Facebook was a clear fit for us because Linkin Park is the biggest band on Facebook. Our audience there is really robust. Numbers aside, Facebook has always, in recent years, been a place that fits our communication style. We tend to like to post a lot of videos and links and pictures and everything and use a lot of different apps and a lot of different sites, and since we can connect all that stuff with Facebook, it’s always been a place where we put a lot of energy. For all the people that aren’t connected to Facebook or don’t have access to the video via their mobile device — because ‘Lost In The Echo’ is Flash-based — a static version will be coming out that you’ll be able to find on YouTube.
What do you think of Facebook — in general? How people keep their whole lives on there? The fact that your video is pulling from Facebook to find pictures that will help viewers ‘let go’ (of whatever) is pretty interesting by itself.
I think whenever people decide to build up a community online, I think in essence they’re looking for some kind of connection. They’re looking for, in a lot of cases, people who are like themselves or a way to connect with people that they know or things that they love. When it comes to our community on Facebook, I think that that’s what we try to give them.
I know you mentioned the “Lollipop” video before, but I was wondering if you were inspired by any other interactive music videos in particular?
I think the first thing that comes to mind is the one that Arcade Fire did ["The Wilderness Downtown"] and some of the interactive stuff that Yeasayer and Beastie Boys have done. I just think that there’s a lot of potential out there online. And I don’t think that this Facebook-connected ‘Lost In The Echo’ piece is the end-all and be-all.
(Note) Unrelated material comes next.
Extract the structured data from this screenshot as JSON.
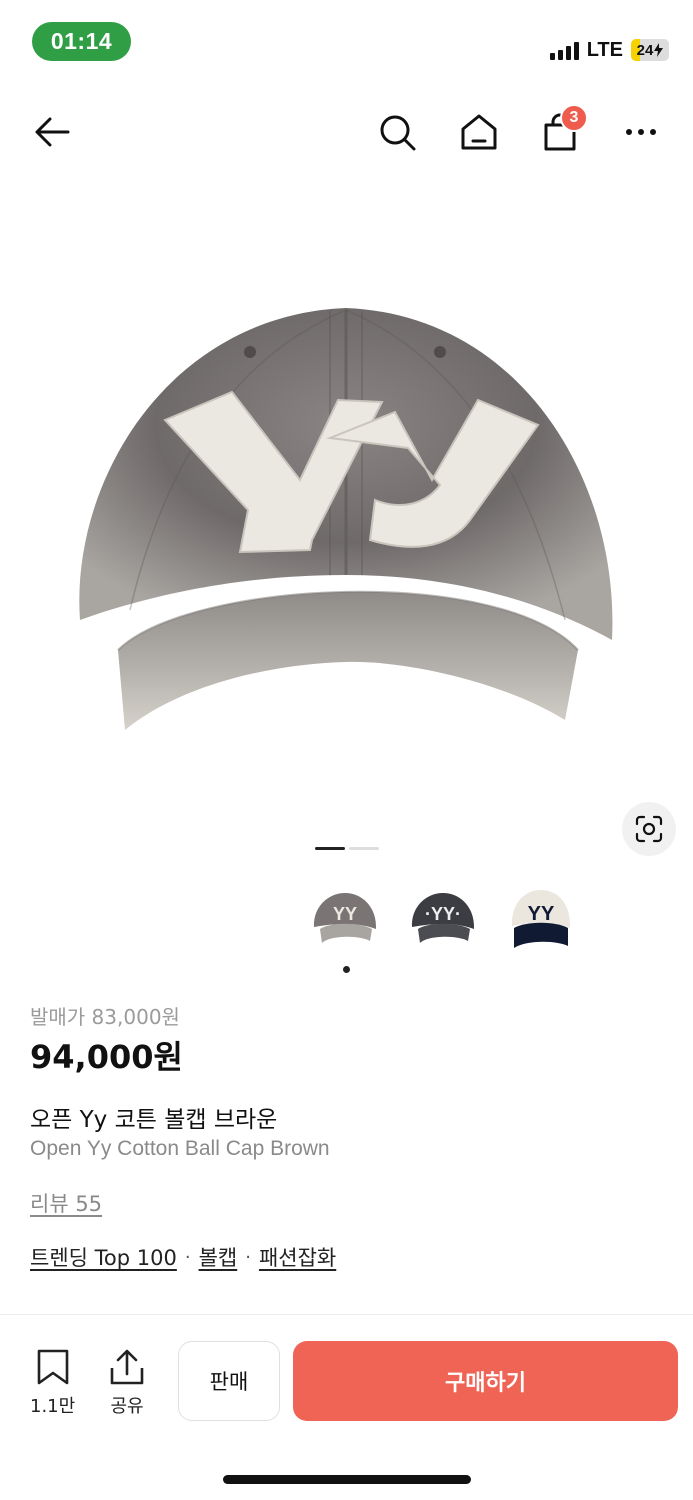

My problems with it are that people who don’t have Flash can’t see it and people without Facebook can’t see it. Once we get passed this, I want to look for the next thing and find a way that we can reach all our fans in a way that is consistent with what our band is about and consistent with the themes of the song. I think that there’s a lot of room to play around, and really ‘Lost In The Echo’ is just an experiment along the way.